Task statement:
Without reproducing any image, print the listing below exactly.
** Given records follows **
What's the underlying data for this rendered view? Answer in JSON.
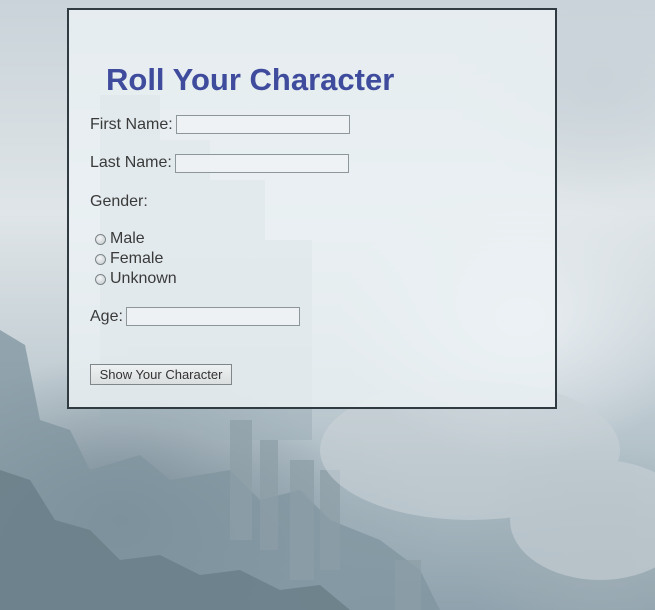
{
  "form": {
    "title": "Roll Your Character",
    "first_name_label": "First Name:",
    "first_name_value": "",
    "last_name_label": "Last Name:",
    "last_name_value": "",
    "gender_label": "Gender:",
    "gender_options": [
      {
        "label": "Male",
        "selected": false
      },
      {
        "label": "Female",
        "selected": false
      },
      {
        "label": "Unknown",
        "selected": false
      }
    ],
    "age_label": "Age:",
    "age_value": "",
    "submit_label": "Show Your Character"
  },
  "colors": {
    "title": "#3f4b9c",
    "card_border": "#2f3b40"
  }
}
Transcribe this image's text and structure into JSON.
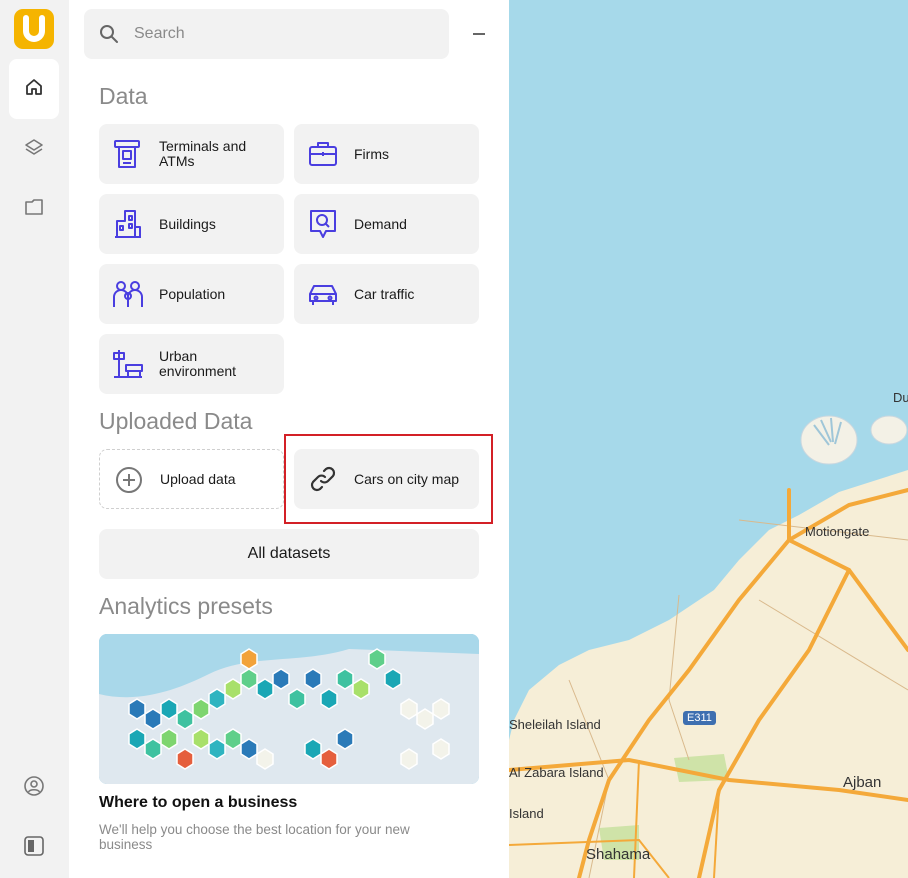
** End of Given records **
Exercise output:
What's the underlying data for this rendered view? Answer in JSON.
{
  "form": {
    "title": "Roll Your Character",
    "first_name_label": "First Name:",
    "first_name_value": "",
    "last_name_label": "Last Name:",
    "last_name_value": "",
    "gender_label": "Gender:",
    "gender_options": [
      {
        "label": "Male",
        "selected": false
      },
      {
        "label": "Female",
        "selected": false
      },
      {
        "label": "Unknown",
        "selected": false
      }
    ],
    "age_label": "Age:",
    "age_value": "",
    "submit_label": "Show Your Character"
  },
  "colors": {
    "title": "#3f4b9c",
    "card_border": "#2f3b40"
  }
}
Transcribe this image's text and structure into JSON.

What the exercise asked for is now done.